Hemp innovators join Climate-KIC Accelerator 2 at ECCI

28 September 2017

Two innovative companies who are using hemp to transform buildings and fashion have joined the second phase of the renowned Climate-KIC Accelerator programme which kicks off today (Thursday 28 September 2017) at ECCI.

Scott Simpson of Industrial Nature, who make building blocks and insulation from hemp crops, and Sam Whitten, whose company Hemp Eyewear is hoping to displace plastic frames with a sustainable alternative, join six of the companies who took part in Accelerator Stage 1 earlier this year.

All eight low carbon start-ups on the programme will receive dedicated coaching, workshops and funding of up to 20,000 euros to validate their business model with customers.

Industrial Nature Managing Director Scott Simpson said: “Winning a place on the Climate-KIC Accelerator is a really great opportunity on lots of different levels.

“I don’t have a formal business background so it’s really useful for me to have that commercial guidance.

“And it can be lonely starting out as an entrepreneur, so having the chance to work with other people who share the same values – whilst also keeping our focus on profit – is great.

“ECCI is a really exciting innovation centre and being based here is really useful for networking.”

Product Design graduate Sam Whitten, Founding Director of Hemp Eyewear, said: “It’s amazing to be a part of the Accelerator.

"I’ve worked so hard for three years – so I’m very relieved and very excited to receive funding to take the business to the next level.

“Hemp is the most renewable resource on Earth – and we wanted to do something with it that hadn’t been done before. We want to develop other accessories and fashion lines too.

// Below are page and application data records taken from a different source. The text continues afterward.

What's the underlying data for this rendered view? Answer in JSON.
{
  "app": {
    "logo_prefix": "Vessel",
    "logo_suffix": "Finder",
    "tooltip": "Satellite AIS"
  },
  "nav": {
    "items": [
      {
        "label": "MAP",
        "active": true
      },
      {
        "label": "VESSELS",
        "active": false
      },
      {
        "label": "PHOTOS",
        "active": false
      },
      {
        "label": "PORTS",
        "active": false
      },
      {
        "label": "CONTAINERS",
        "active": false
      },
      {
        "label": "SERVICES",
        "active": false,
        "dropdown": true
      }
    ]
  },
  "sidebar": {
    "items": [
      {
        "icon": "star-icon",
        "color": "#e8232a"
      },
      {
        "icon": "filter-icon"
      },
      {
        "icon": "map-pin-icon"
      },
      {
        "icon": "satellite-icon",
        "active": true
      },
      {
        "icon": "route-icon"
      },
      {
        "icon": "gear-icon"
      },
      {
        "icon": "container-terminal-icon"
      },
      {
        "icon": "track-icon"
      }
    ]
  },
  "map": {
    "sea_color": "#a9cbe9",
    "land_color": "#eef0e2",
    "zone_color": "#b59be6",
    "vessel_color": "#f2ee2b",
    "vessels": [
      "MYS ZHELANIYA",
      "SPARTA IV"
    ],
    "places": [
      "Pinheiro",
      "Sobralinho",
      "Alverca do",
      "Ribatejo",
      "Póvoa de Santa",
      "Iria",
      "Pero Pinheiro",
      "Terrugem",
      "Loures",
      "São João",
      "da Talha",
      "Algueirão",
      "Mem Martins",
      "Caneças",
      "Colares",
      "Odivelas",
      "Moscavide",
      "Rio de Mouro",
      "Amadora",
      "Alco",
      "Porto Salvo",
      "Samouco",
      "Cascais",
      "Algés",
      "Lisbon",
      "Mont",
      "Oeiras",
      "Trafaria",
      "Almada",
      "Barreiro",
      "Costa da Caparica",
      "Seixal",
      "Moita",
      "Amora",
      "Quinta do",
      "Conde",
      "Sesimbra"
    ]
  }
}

“Low carbon is what I’m about so it’s brilliant working at ECCI.”

The companies taking part in Climate-KIC Accelerator Stage 2 at ECCI are:


A distributed energy management system aggregating capacity from local heat pumps to provide heat and hot water at lower costs. Founder Jim Laidlaw is a successful entrepreneur from the oil and gas industry who now wants to make a difference by accelerating the adoption of renewable power generation.

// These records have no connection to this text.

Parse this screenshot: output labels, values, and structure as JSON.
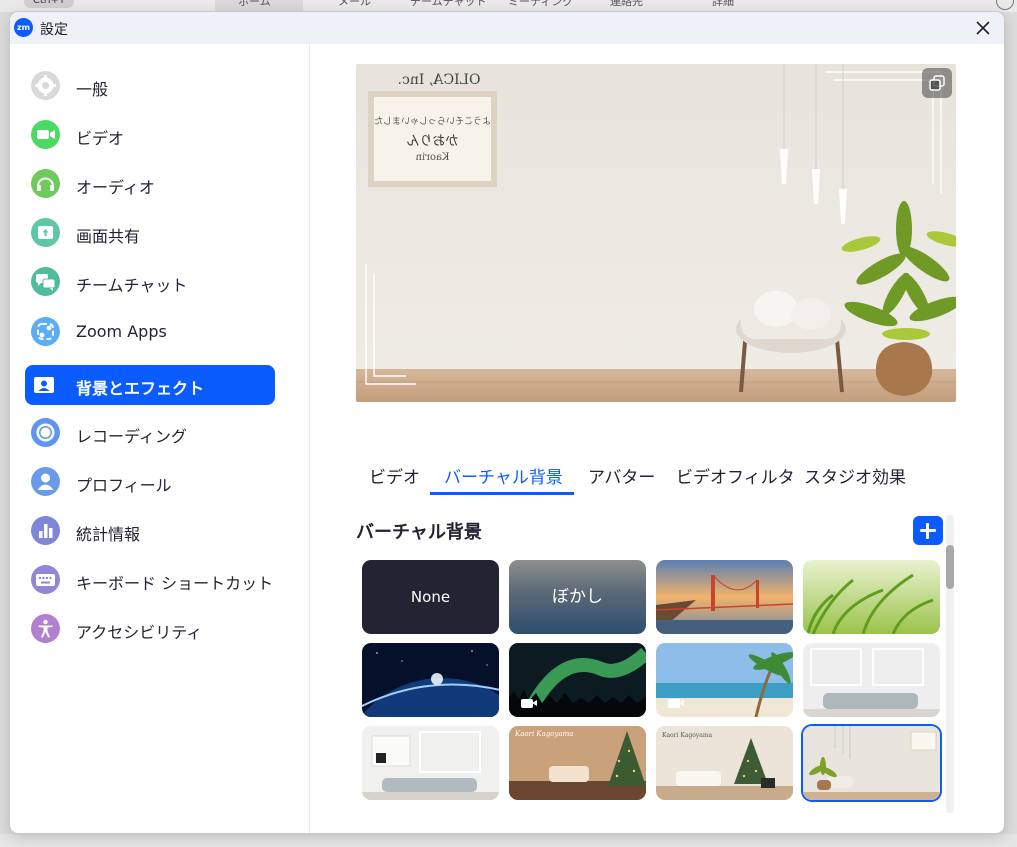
{
  "background_app": {
    "shortcut": "Ctrl+T",
    "tabs": [
      "ホーム",
      "メール",
      "チームチャット",
      "ミーティング",
      "連絡先",
      "詳細"
    ]
  },
  "window": {
    "title": "設定",
    "logo_text": "zm",
    "close_icon": "close-icon"
  },
  "sidebar": {
    "items": [
      {
        "label": "一般",
        "icon": "gear-icon",
        "color": "#d9d9d9"
      },
      {
        "label": "ビデオ",
        "icon": "video-camera-icon",
        "color": "#4cd964"
      },
      {
        "label": "オーディオ",
        "icon": "headphones-icon",
        "color": "#6fc95b"
      },
      {
        "label": "画面共有",
        "icon": "share-screen-icon",
        "color": "#5ec7a8"
      },
      {
        "label": "チームチャット",
        "icon": "chat-bubbles-icon",
        "color": "#4fbc9c"
      },
      {
        "label": "Zoom Apps",
        "icon": "apps-icon",
        "color": "#5aaef5"
      },
      {
        "label": "背景とエフェクト",
        "icon": "portrait-icon",
        "color": "#ffffff",
        "active": true
      },
      {
        "label": "レコーディング",
        "icon": "record-icon",
        "color": "#5e95f2"
      },
      {
        "label": "プロフィール",
        "icon": "person-icon",
        "color": "#6b9be8"
      },
      {
        "label": "統計情報",
        "icon": "bar-chart-icon",
        "color": "#7e86d8"
      },
      {
        "label": "キーボード ショートカット",
        "icon": "keyboard-icon",
        "color": "#8f88d9"
      },
      {
        "label": "アクセシビリティ",
        "icon": "accessibility-icon",
        "color": "#b37fd0"
      }
    ]
  },
  "preview": {
    "frame_title": "OLICA, Inc.",
    "frame_line1": "ようこそいらっしゃいました",
    "frame_line2": "かおりん",
    "frame_line3": "Kaorin",
    "copy_icon": "copy-icon"
  },
  "tabs": [
    {
      "label": "ビデオ"
    },
    {
      "label": "バーチャル背景",
      "active": true
    },
    {
      "label": "アバター"
    },
    {
      "label": "ビデオフィルタ"
    },
    {
      "label": "スタジオ効果"
    }
  ],
  "virtual_backgrounds": {
    "title": "バーチャル背景",
    "add_icon": "plus-icon",
    "items": [
      {
        "label": "None",
        "kind": "none"
      },
      {
        "label": "ぼかし",
        "kind": "blur"
      },
      {
        "label": "",
        "kind": "golden-gate-bridge"
      },
      {
        "label": "",
        "kind": "grass"
      },
      {
        "label": "",
        "kind": "earth-from-space"
      },
      {
        "label": "",
        "kind": "aurora",
        "video": true
      },
      {
        "label": "",
        "kind": "beach",
        "video": true
      },
      {
        "label": "",
        "kind": "white-room"
      },
      {
        "label": "",
        "kind": "white-room-qr"
      },
      {
        "label": "",
        "kind": "christmas-room",
        "caption": "Kaori Kagoyama"
      },
      {
        "label": "",
        "kind": "christmas-tree-room",
        "caption": "Kaori Kagoyama"
      },
      {
        "label": "",
        "kind": "olica-room",
        "selected": true
      }
    ]
  }
}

Clean Water Wave

This company’s product is the CAFÉ (Clean Aqua for Everyone) filter, a robust water filter made from upcycled glass that can be provided to NGOs. The aim is that the filter will be used to sell affordable, clean water for profit that can be reinvested to help local develop social enterprises for sustainable development. Founder Stephanie Terreni Brown says she dreams of providing clean, safe water to 10 million people in the next 10 years.



Hemp Eyewear

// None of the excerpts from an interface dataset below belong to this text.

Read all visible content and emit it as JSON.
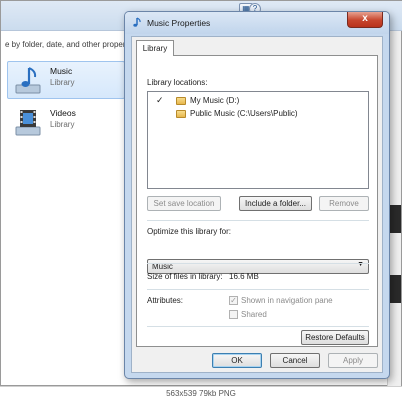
{
  "explorer": {
    "arrange_text": "e by folder, date, and other proper",
    "items": [
      {
        "name": "Music",
        "sub": "Library",
        "icon": "music-library-icon"
      },
      {
        "name": "Videos",
        "sub": "Library",
        "icon": "video-library-icon"
      }
    ]
  },
  "dialog": {
    "title": "Music Properties",
    "close_label": "x",
    "tab_label": "Library",
    "locations_label": "Library locations:",
    "locations": [
      {
        "checked": true,
        "check_mark": "✓",
        "text": "My Music (D:)"
      },
      {
        "checked": false,
        "check_mark": "",
        "text": "Public Music (C:\\Users\\Public)"
      }
    ],
    "buttons": {
      "set_save_location": "Set save location",
      "include_folder": "Include a folder...",
      "remove": "Remove",
      "restore_defaults": "Restore Defaults",
      "ok": "OK",
      "cancel": "Cancel",
      "apply": "Apply"
    },
    "optimize_label": "Optimize this library for:",
    "optimize_value": "Music",
    "size_label": "Size of files in library:",
    "size_value": "16.6 MB",
    "attributes_label": "Attributes:",
    "attributes": [
      {
        "label": "Shown in navigation pane",
        "checked": true,
        "check_mark": "✓"
      },
      {
        "label": "Shared",
        "checked": false,
        "check_mark": ""
      }
    ]
  },
  "caption": "563x539 79kb PNG"
}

Hemp Eyewear sells eyewear frames made from hemp, a sustainable and biodegradable and lighter alternative to plastic. Founding Director Sam Whitten and his team aim to sell their eco-friendly alternative to ordinary glasses and sunglasses in optical boutiques, online and wholesale to international markets.



Industrial Nature

Industrial Nature makes building blocks and insulation from sustainable crop-based materials which reduce heating bills. Managing Director Scott Simpson’s dream is to disrupt the mainstream construction market, tackle climate change and improve people’s health by making better buildings.




Applying the most advanced techniques in biotechnology, IntelliDigest are set to enhance integrated waste management process by making available an Intelligent Anaerobic digester, IntelliAD. IntelliAD harnesses the total energy content in foodwaste, eliminates 8.3 kg of CO2 emitted into the environment per truck per tonne of food waste collected as well as providing a healthy working environment for workers. 



Kingdom Innovative Technologies 

Kingdom Innovative Technologies is designing a bright and durable solar lantern for use by rural communities in Africa. Founder Joyce Onuonga aims to reduce carbon emissions by offering a sustainable alternative to kerosene lamps.




Using waste water to grow microalgae that can be turned into Omega-rich feed for livestock and commercially farmed fish. Founder Douglas Martin, a synthetic biologist, got the idea for the company after his work as a north sea engineer was halted by a large algal bloom.  



Retromixer Ltd 

Retromixer sells an inexpensive mixing adapter for separate hot and cold taps that is quick and easy to install and compatible with most types of tap. It reduces water consumption by 43 per cent. Founder Denny Schenk studied industrial engineering in Germany and worked in supply chain management before setting up the company with his best friend Artur Napiorkowski.



The companies taking part in Climate-KIC Accelerator Stage 1 at ECCI secured £400,000 of investment and a brace of prestigious awards. Accelerator Stage 3 will open for applications before Christmas – keep an eye on our home page for details.